FCC Publishes Final Net Neutrality Rule; Lawsuits to Follow

On April 13, 2015, the FCC published its final Open Internet Order governing net neutrality in the Federal Register.  The rule will become effective on June 12, 2015, 60 days after its publication in the Federal Register.

ARL applauded the FCC’s vote in February to reclassify broadband Internet as a common carrier under Title II, ensuring that the Internet cannot be divided into “fast lanes” and “slow lanes,” while also retaining its Section 706 authority.  The rule bans blocking, throttling and paid prioritization.  It also prohibits unreasonable interference or unreasonably disadvantaging of an end user’s ability to select and access lawful content, applications and services, or an edge provider’s ability to make such content and services available to end users, subject to reasonable network management.

Now that the final Order has been published, a 10-day clock is triggered for legal challenges to the new rules.  While two lawsuits have already been filed, they may be considered premature because they were filed before publication in the Federal Register.  It is expected that the plaintiffs in those cases will refile, along with other lawsuits.  These lawsuits will likely be consolidated and a Judicial Panel on Multidistrict Litigation could determine, by lottery, which Circuit Court of Appeals will hear the case.

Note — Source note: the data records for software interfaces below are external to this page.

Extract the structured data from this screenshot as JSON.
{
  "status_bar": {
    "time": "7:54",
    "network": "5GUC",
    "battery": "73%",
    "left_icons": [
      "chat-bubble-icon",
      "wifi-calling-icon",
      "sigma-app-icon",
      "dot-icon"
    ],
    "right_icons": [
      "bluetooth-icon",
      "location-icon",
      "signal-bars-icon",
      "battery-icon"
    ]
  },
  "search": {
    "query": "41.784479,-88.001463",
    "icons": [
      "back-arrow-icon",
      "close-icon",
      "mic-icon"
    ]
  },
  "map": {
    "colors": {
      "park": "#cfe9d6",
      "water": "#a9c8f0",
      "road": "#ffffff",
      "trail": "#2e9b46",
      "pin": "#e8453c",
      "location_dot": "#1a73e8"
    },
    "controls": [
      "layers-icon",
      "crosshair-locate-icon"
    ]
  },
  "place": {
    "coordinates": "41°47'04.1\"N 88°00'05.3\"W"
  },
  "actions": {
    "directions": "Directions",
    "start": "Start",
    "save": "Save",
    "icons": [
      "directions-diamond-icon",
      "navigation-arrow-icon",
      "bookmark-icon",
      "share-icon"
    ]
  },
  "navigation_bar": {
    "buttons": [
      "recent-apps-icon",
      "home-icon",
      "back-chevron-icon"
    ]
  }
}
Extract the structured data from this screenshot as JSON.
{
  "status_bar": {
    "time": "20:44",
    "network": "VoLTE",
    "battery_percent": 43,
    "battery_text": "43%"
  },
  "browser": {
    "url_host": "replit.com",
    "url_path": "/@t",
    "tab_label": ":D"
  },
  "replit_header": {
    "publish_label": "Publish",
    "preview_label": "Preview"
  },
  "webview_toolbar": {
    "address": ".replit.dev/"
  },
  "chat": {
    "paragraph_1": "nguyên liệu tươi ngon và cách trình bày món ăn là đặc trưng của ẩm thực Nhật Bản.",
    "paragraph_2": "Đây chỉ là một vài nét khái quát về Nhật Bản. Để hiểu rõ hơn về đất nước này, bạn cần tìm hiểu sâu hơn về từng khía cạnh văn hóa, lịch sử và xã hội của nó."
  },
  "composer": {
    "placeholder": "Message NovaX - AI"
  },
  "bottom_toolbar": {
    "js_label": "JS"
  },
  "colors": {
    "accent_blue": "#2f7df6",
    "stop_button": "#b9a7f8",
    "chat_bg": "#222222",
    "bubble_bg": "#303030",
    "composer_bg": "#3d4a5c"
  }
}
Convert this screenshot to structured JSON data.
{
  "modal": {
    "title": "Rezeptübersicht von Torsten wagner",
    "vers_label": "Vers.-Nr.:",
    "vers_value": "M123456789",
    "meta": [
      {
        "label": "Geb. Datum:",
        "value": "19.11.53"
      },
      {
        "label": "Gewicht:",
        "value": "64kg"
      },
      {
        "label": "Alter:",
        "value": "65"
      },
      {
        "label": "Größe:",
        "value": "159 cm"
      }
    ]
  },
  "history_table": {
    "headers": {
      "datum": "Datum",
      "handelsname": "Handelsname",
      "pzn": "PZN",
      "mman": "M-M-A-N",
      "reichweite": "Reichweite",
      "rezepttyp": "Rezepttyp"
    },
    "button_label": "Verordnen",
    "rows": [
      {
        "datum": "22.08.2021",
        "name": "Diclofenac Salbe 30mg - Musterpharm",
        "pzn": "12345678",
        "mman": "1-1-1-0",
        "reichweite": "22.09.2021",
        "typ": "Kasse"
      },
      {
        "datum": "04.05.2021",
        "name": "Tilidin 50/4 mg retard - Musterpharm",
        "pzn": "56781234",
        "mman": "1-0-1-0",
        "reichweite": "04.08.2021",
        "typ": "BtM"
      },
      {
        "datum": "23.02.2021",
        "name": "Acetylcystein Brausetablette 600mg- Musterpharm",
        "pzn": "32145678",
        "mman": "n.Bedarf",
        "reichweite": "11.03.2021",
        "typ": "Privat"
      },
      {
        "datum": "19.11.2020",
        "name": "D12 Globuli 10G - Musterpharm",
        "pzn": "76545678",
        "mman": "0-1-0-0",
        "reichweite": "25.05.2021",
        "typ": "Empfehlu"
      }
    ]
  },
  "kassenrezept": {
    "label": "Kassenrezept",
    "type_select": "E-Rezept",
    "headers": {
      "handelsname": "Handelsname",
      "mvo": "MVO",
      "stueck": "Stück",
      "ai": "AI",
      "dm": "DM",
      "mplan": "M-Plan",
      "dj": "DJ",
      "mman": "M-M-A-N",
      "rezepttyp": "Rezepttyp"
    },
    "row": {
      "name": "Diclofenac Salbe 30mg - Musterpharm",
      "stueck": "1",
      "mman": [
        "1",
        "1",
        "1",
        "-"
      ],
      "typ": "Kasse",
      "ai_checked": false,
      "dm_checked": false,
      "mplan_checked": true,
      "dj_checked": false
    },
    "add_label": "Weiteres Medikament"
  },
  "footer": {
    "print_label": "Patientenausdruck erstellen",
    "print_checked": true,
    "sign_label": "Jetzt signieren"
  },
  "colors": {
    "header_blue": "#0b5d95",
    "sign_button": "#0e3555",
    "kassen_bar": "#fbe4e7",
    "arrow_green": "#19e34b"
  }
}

In addition to these lawsuits, Congress may attempt to overturn the order through the Congressional Review Act which allows Congress to overturn an agency regulation by a majority vote in both houses of Congress within 60 days.  However, even if Congress did overturn the FCC’s Open Internet Order, the President must sign it, or Congress must overrule a veto with a two-thirds majority.  Given President Obama’s strong support for net neutrality, including for reclassification, it seems unlikely that the FCC’s Open Internet Order would be overturned in this way.

Congress might also consider overruling the FCC’s decision through legislation.  Indeed, in January 2015, a discussion draft bill was released to create a new Title X to the Communications Act to specifically deal with broadband providers.  While the draft bill would ban paid prioritization there are several concerns regarding the discussion draft, discussed in this previous blog post.